David Pressgrove: World-wide significance
As I stood at the base of Taipei 101, the world’s second tallest building, I fought a feeling of insignificance. There I was standing in a city of seven million and I felt like an ant below the wonder of a 101-story behemoth of steel and glass. If anybody noticed me, it was only because I was a different skin color than a majority of the rest of the crowd.
I was one of thousands to visit the landmark that day and will be one of hundreds of thousands to visit it this year. I haven’t spent a lot of time in large cities in my life, but I could see how one could lose hope or purpose amid such a sea of people.
At the same time, I thought about the small-town mentality that can defeat a person just as easily. I’m sure you’ve heard it before, but it’s the idea that because the town is 10,000 people or less it lacks the pizzazz or appeal of a larger community.
I shook off my thoughts when I remembered a conversation I had as we rode the mass rail transit (an above-ground subway) earlier that day. My director, TJ Dickerson, and fellow Young Life Area Director, Luke Feather, talked about how overwhelming a trip like ours could be if one lost perspective. We reminded each other that if the God we were talking to people about in Taiwan really is who he says he is, each of us holds a significance. He loves beyond anything we can imagine or comprehend.
We took that message to a small group of people in Taiwan who care about youth. Our conversations with them weren’t groundbreaking or revolutionary. Judging by their response, it was more of a relief. They wanted to hear that their love for teenagers was shared.
In Taiwan, and other Asian countries, teenagers are given one purpose. They are told that their job is to go to school and excel. At each level of schooling they are tested and according to their aptitude level they are placed in a school that is basically labeled either bad, better or best. Their worth comes from that label.
They go to school from 7 a.m. to 5 p.m. After school, they are required to attend an after-school program until 9 p.m. The after-school programs are similar in that the “best” ones are reserved for either the best students or the more wealthy students.
At this point, some of you might be thinking this sounds like a good idea. Our country’s students are well behind the rest of the world. Maybe we need more structure or our better students need more ways to get even better. That debate is for another time. What I want to write about is the idea of the abandonment of youth. It happens in Taiwan and it happens in America. The difference is that the Taiwanese culture doesn’t try to sugarcoat it.

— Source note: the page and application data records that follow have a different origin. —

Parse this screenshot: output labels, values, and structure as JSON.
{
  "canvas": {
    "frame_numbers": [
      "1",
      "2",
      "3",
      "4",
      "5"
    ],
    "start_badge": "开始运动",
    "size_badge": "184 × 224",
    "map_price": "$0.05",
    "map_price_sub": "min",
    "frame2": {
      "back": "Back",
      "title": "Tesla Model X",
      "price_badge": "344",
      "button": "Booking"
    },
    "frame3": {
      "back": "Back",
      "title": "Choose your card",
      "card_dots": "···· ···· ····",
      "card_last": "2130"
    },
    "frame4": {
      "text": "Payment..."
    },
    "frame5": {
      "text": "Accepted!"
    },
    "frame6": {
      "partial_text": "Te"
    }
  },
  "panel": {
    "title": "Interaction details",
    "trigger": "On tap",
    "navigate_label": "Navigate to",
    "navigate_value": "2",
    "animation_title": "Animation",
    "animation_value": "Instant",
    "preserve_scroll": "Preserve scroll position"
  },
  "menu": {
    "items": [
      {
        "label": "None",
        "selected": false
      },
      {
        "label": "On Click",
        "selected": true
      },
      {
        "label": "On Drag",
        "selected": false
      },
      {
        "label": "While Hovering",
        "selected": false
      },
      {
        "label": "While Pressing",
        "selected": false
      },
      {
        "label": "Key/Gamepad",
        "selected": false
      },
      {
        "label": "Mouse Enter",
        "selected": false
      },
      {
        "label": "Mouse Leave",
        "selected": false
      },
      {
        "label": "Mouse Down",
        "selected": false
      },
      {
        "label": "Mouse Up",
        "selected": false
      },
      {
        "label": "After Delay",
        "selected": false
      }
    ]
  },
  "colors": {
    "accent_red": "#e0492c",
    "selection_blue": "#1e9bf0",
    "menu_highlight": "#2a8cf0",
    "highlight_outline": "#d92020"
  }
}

One of the youth workers we met with wore a shirt that had the message, “Our youth aren’t a nuisance.” The shirt was born out of the idea in their country that youth shouldn’t been seen nor heard. They need to be at school from dawn till dusk and then at dusk they need to go somewhere else. This allows for their parents to work long hours and not have to be inconvenienced at home.
On one of our return flights, Luke sat by a missionary to Taiwan heading back to the U.S. for a conference. Luke told him about Young Life and our mission to reach kids. The missionary said that we were going to have a hard time in Taiwan because youth only focus on their schoolwork.
It might be difficult, but churches and other Christian organizations have learned that the doorway to reaching youth is to set up their own after-school programs. Regardless if a family is Buddhist, Christian or Hindu, the youth workers know as long as they are helping the student improve at school the families are fine. What they’ve learned along the way is that the kids need to be loved regardless of their achievements.
Although this sounds a lot different than how we treat our youth in America, I think there are still symptoms of abandonment by adults. The book “When Kids Hurt,” by Chap Clark and Steve Rabey, is a study of how the adults of America, “went from being a part of a relatively stable and cohesive community intent on caring for its young to a free-for-all of independent and fragmented people seeking their own pleasure and survival.”
It’s easy to get angry with the way kids act. I struggle with anger in my job everyday, mostly because I forget sometimes that I’m dealing with 16 year olds. I have to remind myself they need mothers and fathers and mentors and teachers and coaches who care.
They also need the reminder they are loved.
People always say when they go on a missions trip they are the ones who were changed for the better. I don’t know if my trip to Taiwan changed me, but it reinforced one thing. That is the idea that kids need to know they are significant, too. And that’s a message that needs to be shared from Taiwan to Craig to Timbuktu.